st.altair_chart(bar_chart, use_container_width=True)

Streamlit Altair Stacked Bar Chart Change Colors 

It’s possible to specifically choose the colors for an Altair chart on Streamlit visuals by changing the colors passed into the encode function.

The color object in the encode function is passed a color called alt.Color(), which specifies first the category and then passes in two lists the domain and range. The color in the range is mapped to the categories of the domain for each of the energy types. 

Below is the code used to create the chart below:

domain = ["Electricity", "Gasoline", "Natural Gas"]
 range_ = ["red", "green", "blue"]
 
    bar_chart = alt.Chart(energy_source).mark_bar().encode(
        x="month(Date):O",
        y="sum(Price ($)):Q",
        color=alt.Color("EnergyType", scale=alt.Scale(domain=domain, range=range_))
    )
    st.altair_chart(bar_chart, use_container_width=True)

Streamlit Altair Bar Stacked Chart Horizontal

Simply put the quantitive value on the x-axis to make the bar chart horizontal. This is done by specifying putting a number type, which is :Q quantitative in Altair charts on the x-axis. 

Here is the code that controls the visual below:

  "Energy Costs By Month"
   bar_chart = alt.Chart(energy_source).mark_bar().encode(
        y="month(Date):O",
        x="sum(Price ($)):Q",
        color="EnergyType:N"
    )
   st.altair_chart(bar_chart, use_container_width=True)

Streamlit Altair Bar Chart Sorted 

The sort is controlled by the sort of -x in the alt.Y("Month:N", sort=“-x”)

In this case, this sort gets passed into the encode function via the y which is what makes the graph sorted in descending order. 

Below is the code that controls the visual below:

 source = pd.DataFrame({
        "Price ($)": [10, 15, 20],
        "Month": ["January", "February", "March"]
      })
 
    bar_chart = alt.Chart(source).mark_bar().encode(
        x="sum(Price ($)):Q",
        y=alt.Y("Month:N", sort="-x")
    )
 
    st.altair_chart(bar_chart, use_container_width=True)

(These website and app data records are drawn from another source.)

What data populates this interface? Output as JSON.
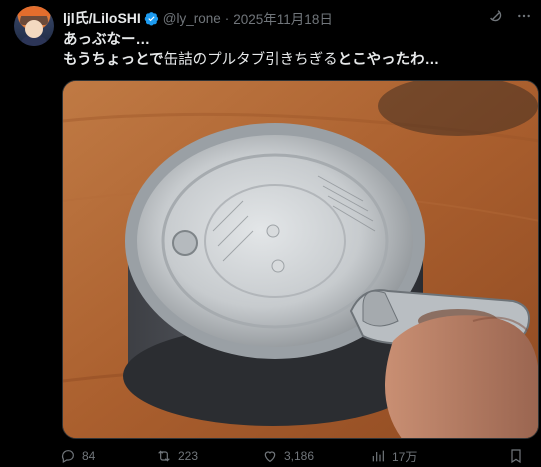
{
  "post": {
    "display_name": "ljl氏/LiloSHI",
    "handle": "@ly_rone",
    "separator": "·",
    "date": "2025年11月18日",
    "text_line1": "あっぶなー…",
    "text_line2_a": "もうちょっとで",
    "text_line2_b": "缶詰のプルタブ引きちぎる",
    "text_line2_c": "とこやったわ…",
    "verified_color": "#1d9bf0",
    "image_description_icons": [
      "avatar",
      "can-photo"
    ]
  },
  "actions": {
    "replies": "84",
    "reposts": "223",
    "likes": "3,186",
    "views": "17万"
  },
  "icons": {
    "grok": "grok-icon",
    "more": "more-icon",
    "reply": "reply-icon",
    "repost": "repost-icon",
    "like": "like-icon",
    "views": "views-icon",
    "bookmark": "bookmark-icon"
  }
}
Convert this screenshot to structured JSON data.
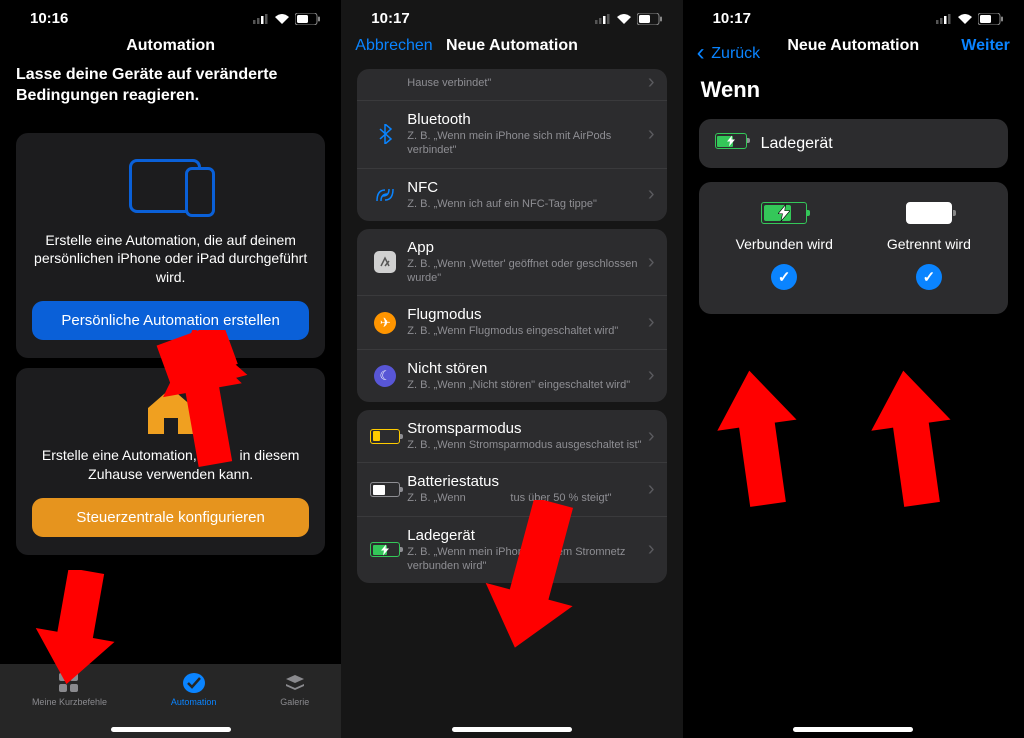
{
  "screen1": {
    "time": "10:16",
    "title": "Automation",
    "intro": "Lasse deine Geräte auf veränderte Bedingungen reagieren.",
    "personal_desc": "Erstelle eine Automation, die auf deinem persönlichen iPhone oder iPad durchgeführt wird.",
    "personal_button": "Persönliche Automation erstellen",
    "home_desc_a": "Erstelle eine Automation, ",
    "home_desc_b": " in diesem Zuhause verwenden kann.",
    "home_button": "Steuerzentrale konfigurieren",
    "tab1": "Meine Kurzbefehle",
    "tab2": "Automation",
    "tab3": "Galerie"
  },
  "screen2": {
    "time": "10:17",
    "cancel": "Abbrechen",
    "title": "Neue Automation",
    "stub_sub": "Hause verbindet\"",
    "rows": {
      "bluetooth": {
        "t": "Bluetooth",
        "s": "Z. B. „Wenn mein iPhone sich mit AirPods verbindet\""
      },
      "nfc": {
        "t": "NFC",
        "s": "Z. B. „Wenn ich auf ein NFC-Tag tippe\""
      },
      "app": {
        "t": "App",
        "s": "Z. B. „Wenn ‚Wetter' geöffnet oder geschlossen wurde\""
      },
      "flug": {
        "t": "Flugmodus",
        "s": "Z. B. „Wenn Flugmodus eingeschaltet wird\""
      },
      "dnd": {
        "t": "Nicht stören",
        "s": "Z. B. „Wenn „Nicht stören\" eingeschaltet wird\""
      },
      "lpm": {
        "t": "Stromsparmodus",
        "s": "Z. B. „Wenn Stromsparmodus ausgeschaltet ist\""
      },
      "bat": {
        "t": "Batteriestatus",
        "s_a": "Z. B. „Wenn",
        "s_b": "tus über 50 % steigt\""
      },
      "chg": {
        "t": "Ladegerät",
        "s": "Z. B. „Wenn mein iPhone mit dem Stromnetz verbunden wird\""
      }
    }
  },
  "screen3": {
    "time": "10:17",
    "back": "Zurück",
    "title": "Neue Automation",
    "next": "Weiter",
    "when": "Wenn",
    "charger": "Ladegerät",
    "connected": "Verbunden wird",
    "disconnected": "Getrennt wird"
  }
}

Conclusion

In conclusion, you can see all the great bar chart visuals that can be produced by Streamlit.

You saw just how easy it is to create the bar charts visuals and how customizable they are. 

As you saw Altair charts are a great choice for creating compelling charts in Streamlit. These bar charts can be a compelling visual component to your ‘data apps’, especially with Streamlit!